figuring out how to stay informed

I am doing my best to stay informed. It's not easy.

Through many years of interactions, I know that readers of this blog are bright, insightful, and generally much smarter than me, so this post may not be all that useful to you. Still, here is what I am doing to try and keep up with what's happening:

1. Find the Reliable Sources
I've spent a fair bit of time this week trying to refine my sources of news and information. Generally, I rely on The New York Times, The Economist, The New Yorker, and The New York Review of Books; with occasional articles from The Washington Post and The Wall Street Journal. I am still looking for center-right publications focused on long form pieces that might offer balance.

The presence of a pay wall or subscription is essential; it means that the organization does not live or die by clicks. (Caitlin Keegan wrote an excellent breakdown on clickbait and hot takes in Social Media Literacy 101.)

I am thinking twice about the links I share, and taking a moment to try and make sure the source is legitimate. Fake news is everywhere. I found Melissa Zimdars' 'Tips for analyzing news sources' helpful.

The Columbia Journalism Review is also worth following; they report on how the news is reported, which (to this non-journalist) is a useful primer on what to look for when I read an article.

And though they get savaged by some conservatives, I haven't found radio or TV news that surpasses the quality of NPR, PBS and the BBC.

2. Listen to All Sides
Social media gives us all direct access to what people are saying, and I am trying to take advantage so that I see and hear things myself, and don't solely rely on interpretations. On Twitter, I have tried to reconfigure my follow list to include a wider array of people, including experts on domestic and foreign policy, feminists and activists, the official accounts of the Democrats and the GOP, and the President Elect, in addition to organizations like the ACLU and The Southern Poverty Law Center. I also added my Congressional representative and senators.

I am spending time finding writers and thinkers I respect on Twitter, then going through their follow list to see who is there, and to gauge the legitimacy of different sources of information.

3. Read Critically
Endless scroll has made me a master skimmer, but my focused reading skills could use a tune up. I'm starting with Harvard's excellent outline on thinking-intensive reading.

One of the recommendations is to make notes and write questions, which is hard to do on digital articles and tiny screens.

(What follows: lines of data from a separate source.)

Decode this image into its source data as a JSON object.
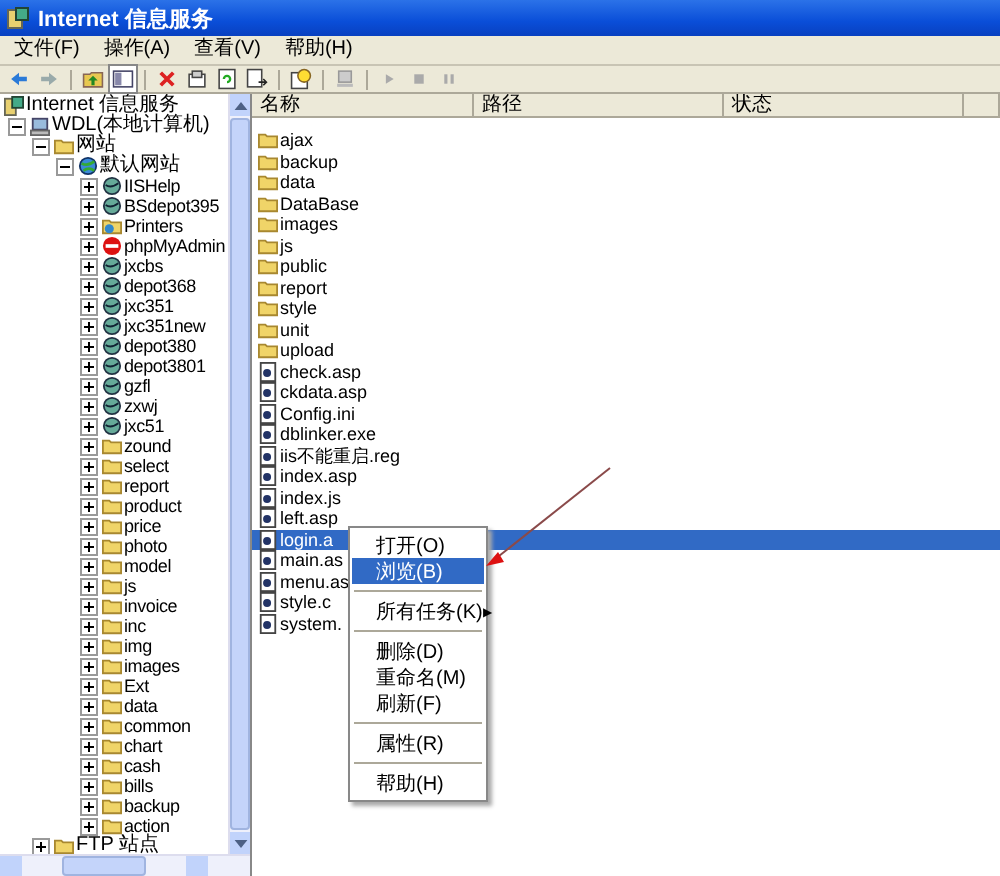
{
  "window": {
    "title": "Internet 信息服务"
  },
  "menu": [
    "文件(F)",
    "操作(A)",
    "查看(V)",
    "帮助(H)"
  ],
  "tree": [
    {
      "label": "Internet 信息服务",
      "kind": "services",
      "children": [
        {
          "label": "WDL(本地计算机)",
          "kind": "computer",
          "expanded": true,
          "children": [
            {
              "label": "网站",
              "kind": "folder",
              "expanded": true,
              "children": [
                {
                  "label": "默认网站",
                  "kind": "site",
                  "expanded": true,
                  "children": [
                    {
                      "label": "IISHelp",
                      "kind": "app",
                      "expanded": false
                    },
                    {
                      "label": "BSdepot395",
                      "kind": "app",
                      "expanded": false
                    },
                    {
                      "label": "Printers",
                      "kind": "vdir",
                      "expanded": false
                    },
                    {
                      "label": "phpMyAdmin",
                      "kind": "stopped",
                      "expanded": false
                    },
                    {
                      "label": "jxcbs",
                      "kind": "app",
                      "expanded": false
                    },
                    {
                      "label": "depot368",
                      "kind": "app",
                      "expanded": false
                    },
                    {
                      "label": "jxc351",
                      "kind": "app",
                      "expanded": false
                    },
                    {
                      "label": "jxc351new",
                      "kind": "app",
                      "expanded": false
                    },
                    {
                      "label": "depot380",
                      "kind": "app",
                      "expanded": false
                    },
                    {
                      "label": "depot3801",
                      "kind": "app",
                      "expanded": false
                    },
                    {
                      "label": "gzfl",
                      "kind": "app",
                      "expanded": false
                    },
                    {
                      "label": "zxwj",
                      "kind": "app",
                      "expanded": false
                    },
                    {
                      "label": "jxc51",
                      "kind": "app",
                      "expanded": false
                    },
                    {
                      "label": "zound",
                      "kind": "folder",
                      "expanded": false
                    },
                    {
                      "label": "select",
                      "kind": "folder",
                      "expanded": false
                    },
                    {
                      "label": "report",
                      "kind": "folder",
                      "expanded": false
                    },
                    {
                      "label": "product",
                      "kind": "folder",
                      "expanded": false
                    },
                    {
                      "label": "price",
                      "kind": "folder",
                      "expanded": false
                    },
                    {
                      "label": "photo",
                      "kind": "folder",
                      "expanded": false
                    },
                    {
                      "label": "model",
                      "kind": "folder",
                      "expanded": false
                    },
                    {
                      "label": "js",
                      "kind": "folder",
                      "expanded": false
                    },
                    {
                      "label": "invoice",
                      "kind": "folder",
                      "expanded": false
                    },
                    {
                      "label": "inc",
                      "kind": "folder",
                      "expanded": false
                    },
                    {
                      "label": "img",
                      "kind": "folder",
                      "expanded": false
                    },
                    {
                      "label": "images",
                      "kind": "folder",
                      "expanded": false
                    },
                    {
                      "label": "Ext",
                      "kind": "folder",
                      "expanded": false
                    },
                    {
                      "label": "data",
                      "kind": "folder",
                      "expanded": false
                    },
                    {
                      "label": "common",
                      "kind": "folder",
                      "expanded": false
                    },
                    {
                      "label": "chart",
                      "kind": "folder",
                      "expanded": false
                    },
                    {
                      "label": "cash",
                      "kind": "folder",
                      "expanded": false
                    },
                    {
                      "label": "bills",
                      "kind": "folder",
                      "expanded": false
                    },
                    {
                      "label": "backup",
                      "kind": "folder",
                      "expanded": false
                    },
                    {
                      "label": "action",
                      "kind": "folder",
                      "expanded": false
                    }
                  ]
                }
              ]
            },
            {
              "label": "FTP 站点",
              "kind": "folder",
              "expanded": false
            }
          ]
        }
      ]
    }
  ],
  "list": {
    "columns": [
      "名称",
      "路径",
      "状态"
    ],
    "rows": [
      {
        "name": "ajax",
        "kind": "folder",
        "selected": false
      },
      {
        "name": "backup",
        "kind": "folder",
        "selected": false
      },
      {
        "name": "data",
        "kind": "folder",
        "selected": false
      },
      {
        "name": "DataBase",
        "kind": "folder",
        "selected": false
      },
      {
        "name": "images",
        "kind": "folder",
        "selected": false
      },
      {
        "name": "js",
        "kind": "folder",
        "selected": false
      },
      {
        "name": "public",
        "kind": "folder",
        "selected": false
      },
      {
        "name": "report",
        "kind": "folder",
        "selected": false
      },
      {
        "name": "style",
        "kind": "folder",
        "selected": false
      },
      {
        "name": "unit",
        "kind": "folder",
        "selected": false
      },
      {
        "name": "upload",
        "kind": "folder",
        "selected": false
      },
      {
        "name": "check.asp",
        "kind": "file",
        "selected": false
      },
      {
        "name": "ckdata.asp",
        "kind": "file",
        "selected": false
      },
      {
        "name": "Config.ini",
        "kind": "file",
        "selected": false
      },
      {
        "name": "dblinker.exe",
        "kind": "file",
        "selected": false
      },
      {
        "name": "iis不能重启.reg",
        "kind": "file",
        "selected": false
      },
      {
        "name": "index.asp",
        "kind": "file",
        "selected": false
      },
      {
        "name": "index.js",
        "kind": "file",
        "selected": false
      },
      {
        "name": "left.asp",
        "kind": "file",
        "selected": false
      },
      {
        "name": "login.a",
        "kind": "file",
        "selected": true
      },
      {
        "name": "main.as",
        "kind": "file",
        "selected": false
      },
      {
        "name": "menu.as",
        "kind": "file",
        "selected": false
      },
      {
        "name": "style.c",
        "kind": "file",
        "selected": false
      },
      {
        "name": "system.",
        "kind": "file",
        "selected": false
      }
    ]
  },
  "context_menu": [
    {
      "kind": "item",
      "label": "打开(O)",
      "selected": false
    },
    {
      "kind": "item",
      "label": "浏览(B)",
      "selected": true
    },
    {
      "kind": "separator"
    },
    {
      "kind": "submenu",
      "label": "所有任务(K)",
      "arrow": "▶",
      "selected": false
    },
    {
      "kind": "separator"
    },
    {
      "kind": "item",
      "label": "删除(D)",
      "selected": false
    },
    {
      "kind": "item",
      "label": "重命名(M)",
      "selected": false
    },
    {
      "kind": "item",
      "label": "刷新(F)",
      "selected": false
    },
    {
      "kind": "separator"
    },
    {
      "kind": "item",
      "label": "属性(R)",
      "selected": false
    },
    {
      "kind": "separator"
    },
    {
      "kind": "item",
      "label": "帮助(H)",
      "selected": false
    }
  ]
}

I know I read differently when I have an actual magazine or newspaper in my hand, so I am weighing the environmental costs of print against the need to read more intensively.

4. Use the Dictionary
A lot of heavy words are being thrown around; I am trying to make sure I understand precisely what is being said. Just about every day I come across words I need to check.

Here are some of the words I've looked up this week — the definitions come from Merriam Webster (MW) and The Oxford Dictionary (OX).
authoritarian: of, relating to, or favoring blind submission to authority; of, relating to, or favoring a concentration of power in a leader or an elite not constitutionally responsible to the people (MW)
autocracy : a form of government in which a country is ruled by a person or group with total power; a country that is ruled by a person or group with total power (MW) 
demagogue : a leader who makes use of popular prejudices and false claims and promises in order to gain power; a leader championing the cause of the common people in ancient times (MW) 
Fascism: Often capitalized : a political philosophy, movement, or regime (as that of the Fascisti) that exalts nation and often race above the individual and that stands for a centralized autocratic government headed by a dictatorial leader, severe economic and social regimentation, and forcible suppression of opposition; a tendency toward or actual exercise of strong autocratic or dictatorial control (MW)  
intersectionality: the complex, cumulative manner in which the effects of different forms of discrimination combine, overlap, or intersect (MW definition - but it is not in the dictionary yet)
kakistocracy: Government by the least suitable or competent citizens of a state; a state or society governed by its least suitable or competent citizens (OX) 
kleptocracy: government by those who seek chiefly status and personal gain at the expense of the governed; also : a particular government of this kind (MW)

post truth: relating to or denoting circumstances in which objective facts are less influential in shaping public opinion than appeals to emotion and personal belief (OX)
plutocracy: Government by the wealthy; a state or society governed by the wealthy (OX)

5. Set Limits
The news is crazy right now, and in a media environment that feeds on frenzied clicks, it is like being hit by daily tsunamis of facts and useful action mixed in with misinformation, misdirection, half-truths and outright lies. I don't want to fritter away my outrage on nonsense, so I am making the effort to resist the headlines and focus on outlets and voices I trust. And I may need to start setting a timer so I don't get lost online. Clickbait is called clickbait for a reason. 

It's an imperfect start — and if you have thoughts on how it could be better, tell me — I am always trying to get better at this stuff: evencleveland (at) gmail dot com, or @evencleveland on Twitter.


Thank you for your warm support of my last post. I appreciate it, and it makes me hopeful that together we will somehow find a way through this.